House and Senate committees recently released outlines for the bill, and House Agriculture Committee Chair Glenn Thompson, R-Pa., said: “I hope for unanimous support in this endeavor to bring stability to producers, protect our nation’s food security and revitalize rural America.”

Unanimity is unlikely, as there is plenty of room for argument about how best to provide food security for consumers and stability for producers. But if those are sincere goals, Congress should focus on robust support for small farms and for nutrition assistance.

Too many provisions in the Farm Bill are geared toward corporate farms at the expense of small growers. As The Washington Post wrote editorially last year: “One of the most pernicious indirect consequences of the Senate’s bias in favor of small farm states has been to foster interest-group capture of agriculture policy. Abundant evidence shows a disproportionate share of the benefits flows to relatively high-income farmers.”

Meanwhile, the SNAP program has become a routine sticking point in Farm Bill negotiations. According to the Food Research & Action Center, 16 percent of households in rural counties receive SNAP benefits, compared with 13 percent of households in metropolitan counties. If revitalizing rural America is a priority, lawmakers should recognize the impact of cuts to the program.

All of this is relevant to negotiations over the Farm Bill. But, as Clark County farmers point out, it is somewhat secondary to the pressing needs presented by climate change. We can argue over subsidies for soybean producers or the challenges faced by family farms or the adequate level of nutrition assistance, but those points are largely moot if a changing climate alters when and where crops can be grown.

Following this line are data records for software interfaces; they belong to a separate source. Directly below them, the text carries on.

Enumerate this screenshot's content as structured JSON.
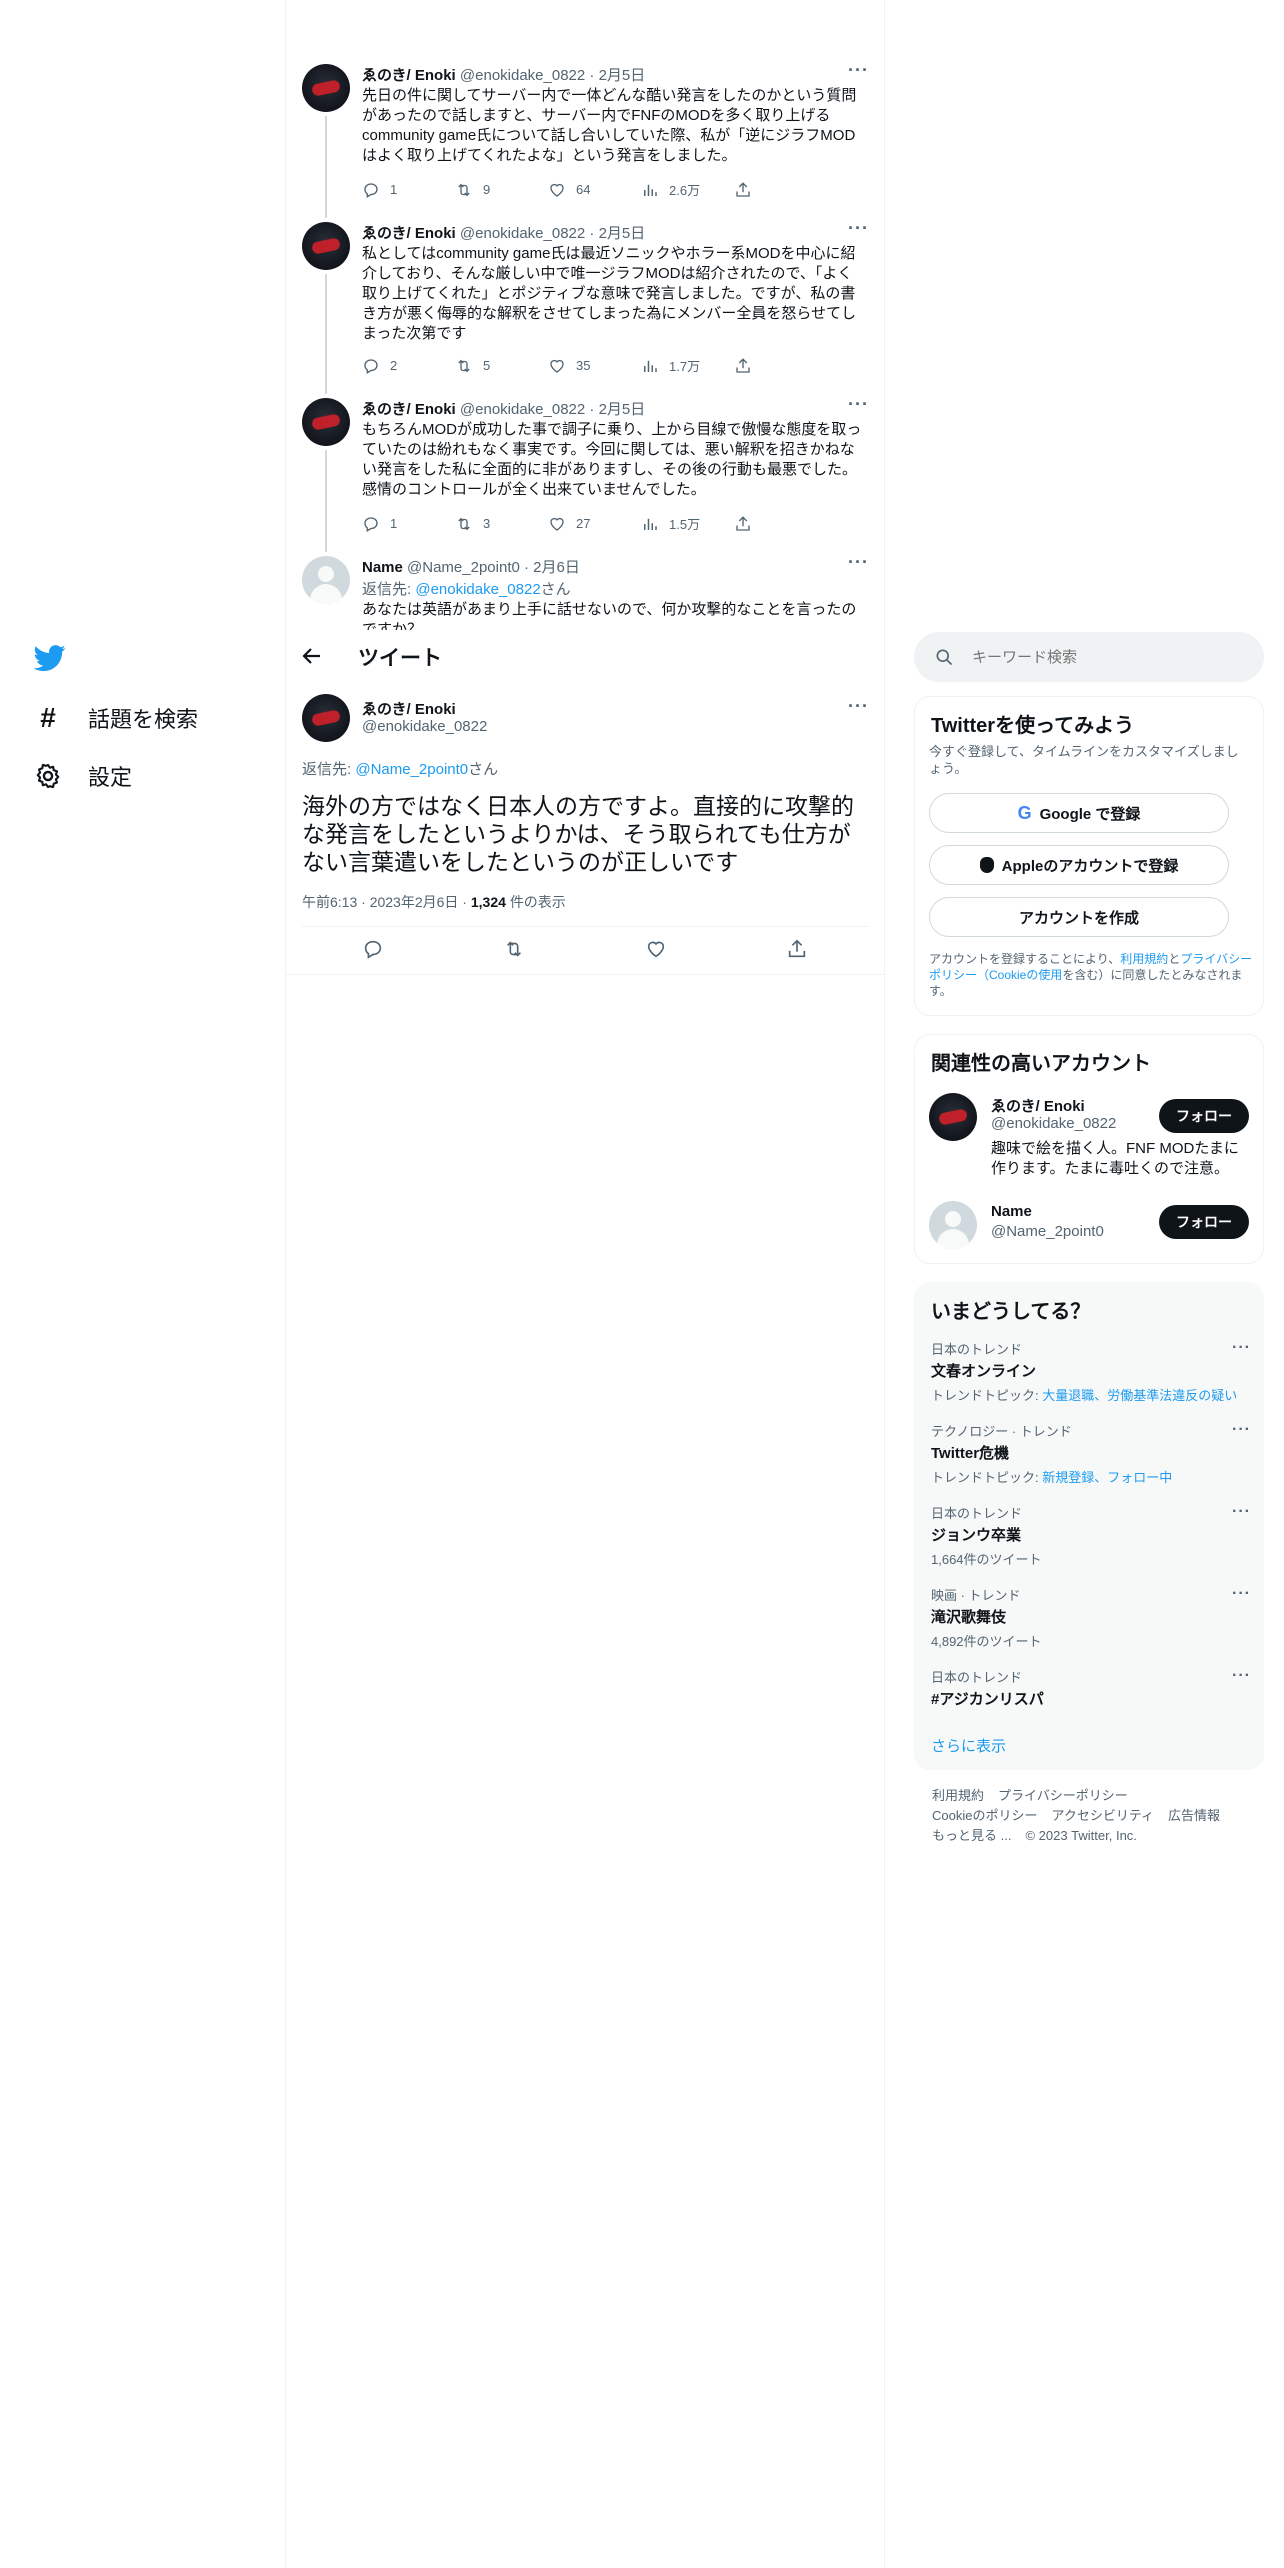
{
  "nav": {
    "explore_label": "話題を検索",
    "settings_label": "設定"
  },
  "tweets": [
    {
      "name": "ゑのき/ Enoki",
      "handle": "@enokidake_0822",
      "date": "2月5日",
      "text": "先日の件に関してサーバー内で一体どんな酷い発言をしたのかという質問があったので話しますと、サーバー内でFNFのMODを多く取り上げるcommunity game氏について話し合いしていた際、私が「逆にジラフMODはよく取り上げてくれたよな」という発言をしました。",
      "replies": "1",
      "retweets": "9",
      "likes": "64",
      "views": "2.6万"
    },
    {
      "name": "ゑのき/ Enoki",
      "handle": "@enokidake_0822",
      "date": "2月5日",
      "text": "私としてはcommunity game氏は最近ソニックやホラー系MODを中心に紹介しており、そんな厳しい中で唯一ジラフMODは紹介されたので、「よく取り上げてくれた」とポジティブな意味で発言しました。ですが、私の書き方が悪く侮辱的な解釈をさせてしまった為にメンバー全員を怒らせてしまった次第です",
      "replies": "2",
      "retweets": "5",
      "likes": "35",
      "views": "1.7万"
    },
    {
      "name": "ゑのき/ Enoki",
      "handle": "@enokidake_0822",
      "date": "2月5日",
      "text": "もちろんMODが成功した事で調子に乗り、上から目線で傲慢な態度を取っていたのは紛れもなく事実です。今回に関しては、悪い解釈を招きかねない発言をした私に全面的に非がありますし、その後の行動も最悪でした。感情のコントロールが全く出来ていませんでした。",
      "replies": "1",
      "retweets": "3",
      "likes": "27",
      "views": "1.5万"
    },
    {
      "name": "Name",
      "handle": "@Name_2point0",
      "date": "2月6日",
      "reply_prefix": "返信先: ",
      "reply_to": "@enokidake_0822",
      "reply_suffix": "さん",
      "text": "あなたは英語があまり上手に話せないので、何か攻撃的なことを言ったのですか？"
    }
  ],
  "header": {
    "title": "ツイート"
  },
  "main_tweet": {
    "name": "ゑのき/ Enoki",
    "handle": "@enokidake_0822",
    "reply_prefix": "返信先: ",
    "reply_to": "@Name_2point0",
    "reply_suffix": "さん",
    "text": "海外の方ではなく日本人の方ですよ。直接的に攻撃的な発言をしたというよりかは、そう取られても仕方がない言葉遣いをしたというのが正しいです",
    "time": "午前6:13",
    "date": "2023年2月6日",
    "views_count": "1,324",
    "views_label": "件の表示"
  },
  "search": {
    "placeholder": "キーワード検索"
  },
  "signup": {
    "title": "Twitterを使ってみよう",
    "desc": "今すぐ登録して、タイムラインをカスタマイズしましょう。",
    "google": "Google で登録",
    "apple": "Appleのアカウントで登録",
    "create": "アカウントを作成",
    "terms_1": "アカウントを登録することにより、",
    "terms_link1": "利用規約",
    "terms_2": "と",
    "terms_link2": "プライバシーポリシー（Cookieの使用",
    "terms_3": "を含む）に同意したとみなされます。"
  },
  "relevant": {
    "title": "関連性の高いアカウント",
    "accounts": [
      {
        "name": "ゑのき/ Enoki",
        "handle": "@enokidake_0822",
        "bio": "趣味で絵を描く人。FNF MODたまに作ります。たまに毒吐くので注意。",
        "follow": "フォロー"
      },
      {
        "name": "Name",
        "handle": "@Name_2point0",
        "bio": "",
        "follow": "フォロー"
      }
    ]
  },
  "trends": {
    "title": "いまどうしてる？",
    "items": [
      {
        "meta": "日本のトレンド",
        "name": "文春オンライン",
        "sub_prefix": "トレンドトピック: ",
        "sub_links": "大量退職、労働基準法違反の疑い"
      },
      {
        "meta": "テクノロジー · トレンド",
        "name": "Twitter危機",
        "sub_prefix": "トレンドトピック: ",
        "sub_links": "新規登録、フォロー中"
      },
      {
        "meta": "日本のトレンド",
        "name": "ジョンウ卒業",
        "sub_plain": "1,664件のツイート"
      },
      {
        "meta": "映画 · トレンド",
        "name": "滝沢歌舞伎",
        "sub_plain": "4,892件のツイート"
      },
      {
        "meta": "日本のトレンド",
        "name": "#アジカンリスパ"
      }
    ],
    "show_more": "さらに表示"
  },
  "footer": {
    "terms": "利用規約",
    "privacy": "プライバシーポリシー",
    "cookie": "Cookieのポリシー",
    "accessibility": "アクセシビリティ",
    "ads": "広告情報",
    "more": "もっと見る ...",
    "copyright": "© 2023 Twitter, Inc."
  },
  "colors": {
    "accent": "#1d9bf0",
    "text": "#0f1419",
    "secondary": "#536471"
  }
}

And they are moot if Congress again avoids dealing with the issues facing America’s farmers.